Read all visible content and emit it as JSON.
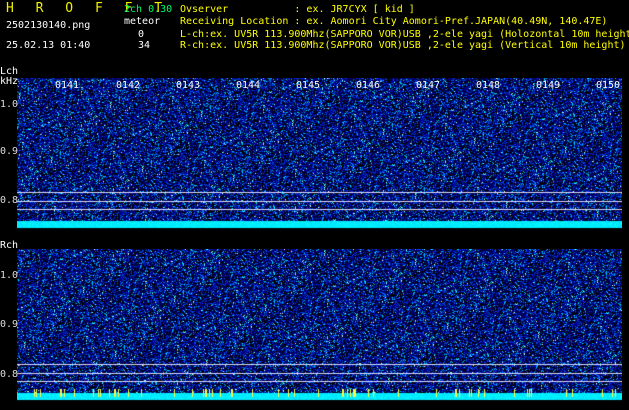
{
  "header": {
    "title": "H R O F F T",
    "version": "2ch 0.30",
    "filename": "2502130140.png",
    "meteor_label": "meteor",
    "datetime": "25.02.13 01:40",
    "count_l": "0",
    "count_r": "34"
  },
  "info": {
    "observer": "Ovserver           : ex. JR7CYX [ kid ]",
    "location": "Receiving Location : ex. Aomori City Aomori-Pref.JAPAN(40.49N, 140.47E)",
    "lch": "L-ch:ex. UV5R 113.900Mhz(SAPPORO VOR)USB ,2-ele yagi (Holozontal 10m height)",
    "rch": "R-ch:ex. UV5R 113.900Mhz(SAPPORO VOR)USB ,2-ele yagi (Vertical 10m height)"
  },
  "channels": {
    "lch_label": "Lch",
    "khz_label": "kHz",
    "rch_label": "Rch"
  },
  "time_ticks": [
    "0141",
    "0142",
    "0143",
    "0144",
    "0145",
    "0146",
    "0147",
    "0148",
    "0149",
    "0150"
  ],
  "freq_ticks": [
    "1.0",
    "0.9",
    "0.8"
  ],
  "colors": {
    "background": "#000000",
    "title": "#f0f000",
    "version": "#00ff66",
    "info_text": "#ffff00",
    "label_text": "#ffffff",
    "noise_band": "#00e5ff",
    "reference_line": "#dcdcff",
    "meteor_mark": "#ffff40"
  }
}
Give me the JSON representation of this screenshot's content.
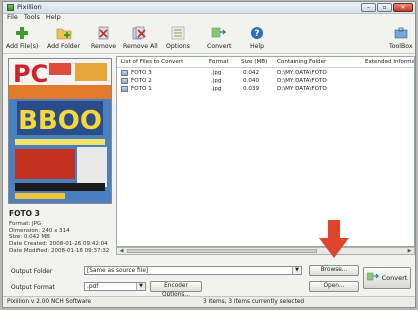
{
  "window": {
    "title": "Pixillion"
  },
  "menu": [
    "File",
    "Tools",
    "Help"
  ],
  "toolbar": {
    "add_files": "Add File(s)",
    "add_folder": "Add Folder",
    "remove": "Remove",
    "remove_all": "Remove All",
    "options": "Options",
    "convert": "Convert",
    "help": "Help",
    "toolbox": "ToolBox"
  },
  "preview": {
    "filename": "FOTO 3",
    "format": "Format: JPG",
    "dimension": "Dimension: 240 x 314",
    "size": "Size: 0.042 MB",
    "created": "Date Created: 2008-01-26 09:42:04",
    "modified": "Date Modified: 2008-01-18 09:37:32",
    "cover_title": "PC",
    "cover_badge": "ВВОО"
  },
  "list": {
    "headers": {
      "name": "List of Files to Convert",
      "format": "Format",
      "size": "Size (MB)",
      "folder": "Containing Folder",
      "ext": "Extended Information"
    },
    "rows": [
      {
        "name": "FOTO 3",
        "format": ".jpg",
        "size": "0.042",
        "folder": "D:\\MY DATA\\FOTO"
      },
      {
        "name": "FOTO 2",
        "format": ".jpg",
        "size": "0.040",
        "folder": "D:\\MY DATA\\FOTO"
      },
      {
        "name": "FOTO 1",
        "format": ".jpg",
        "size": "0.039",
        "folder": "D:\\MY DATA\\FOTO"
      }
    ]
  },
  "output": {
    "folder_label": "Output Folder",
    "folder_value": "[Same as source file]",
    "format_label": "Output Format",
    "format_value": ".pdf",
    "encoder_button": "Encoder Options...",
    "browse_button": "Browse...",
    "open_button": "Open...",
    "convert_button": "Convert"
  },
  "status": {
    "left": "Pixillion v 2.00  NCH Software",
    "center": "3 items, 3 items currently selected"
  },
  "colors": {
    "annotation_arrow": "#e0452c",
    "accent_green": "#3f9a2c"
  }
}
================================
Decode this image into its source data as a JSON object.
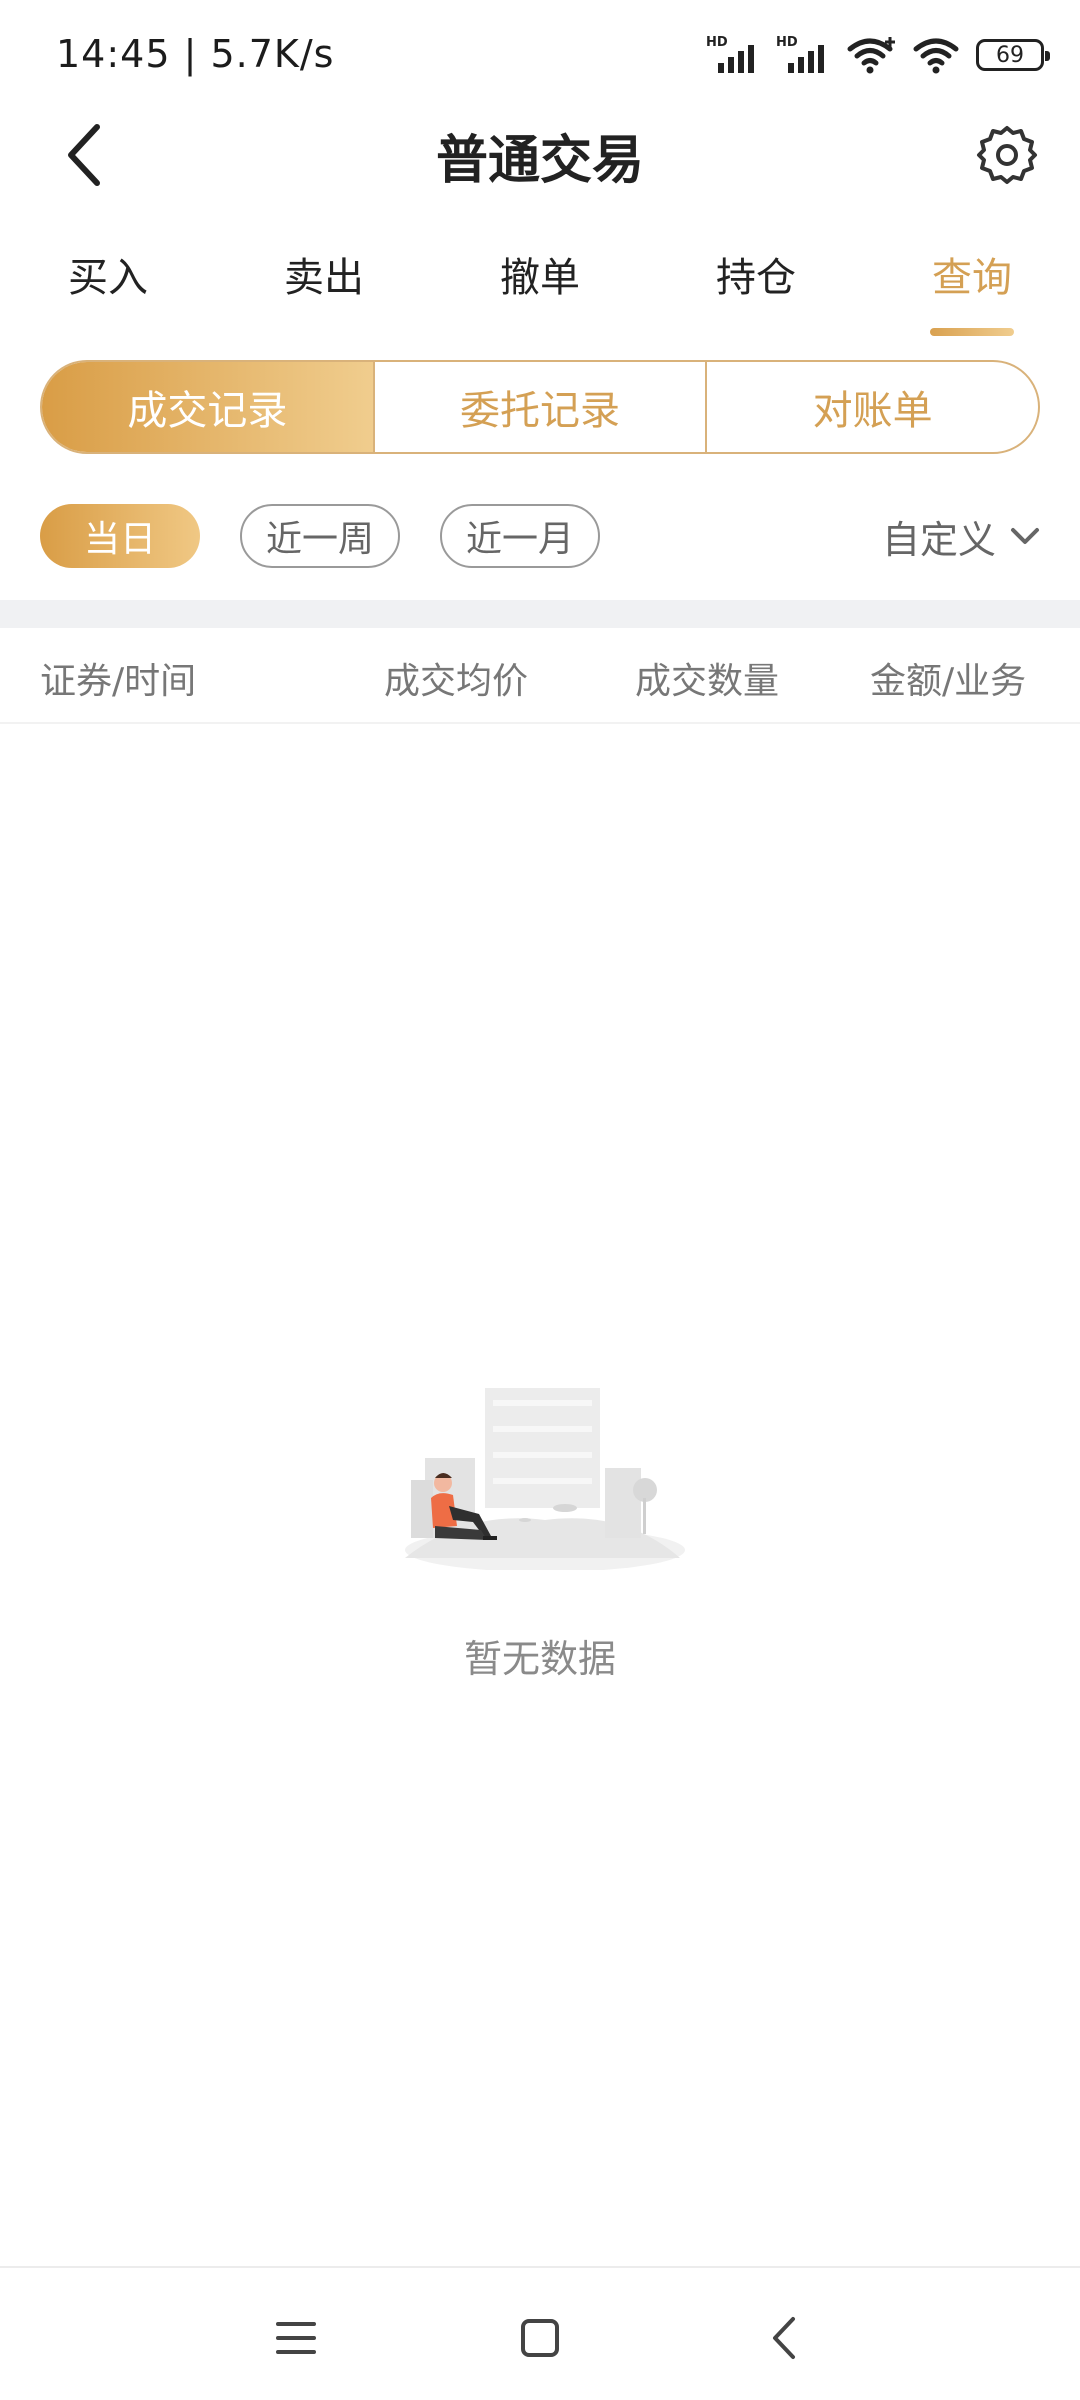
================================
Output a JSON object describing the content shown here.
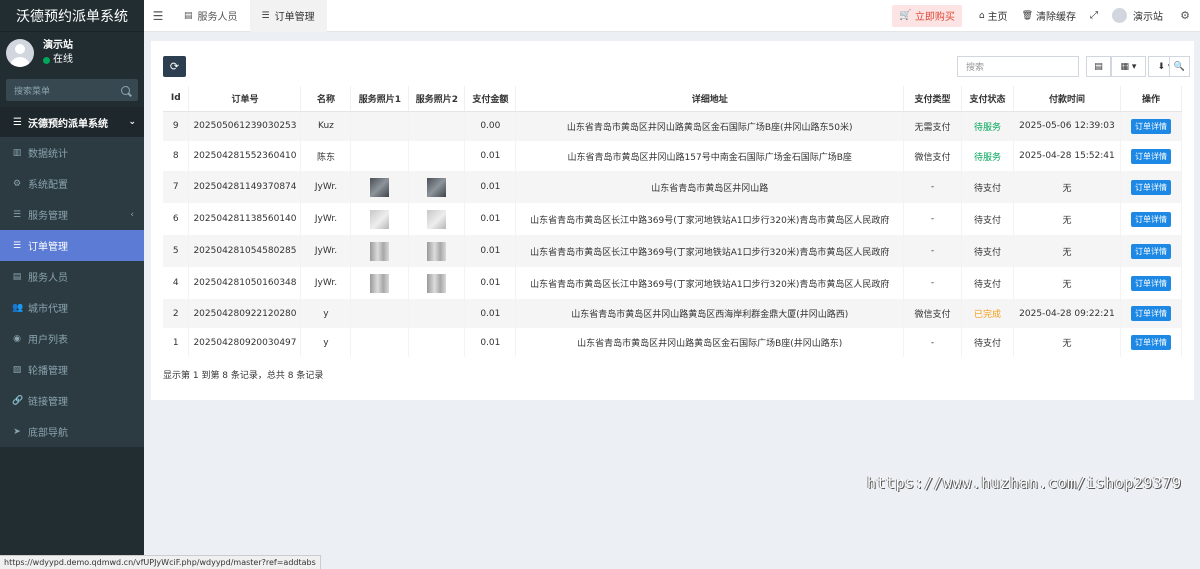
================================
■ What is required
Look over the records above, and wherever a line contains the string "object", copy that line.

■ Answer to the exercise
Decode this image into its source data as a JSON object.
Output a JSON object describing the content shown here.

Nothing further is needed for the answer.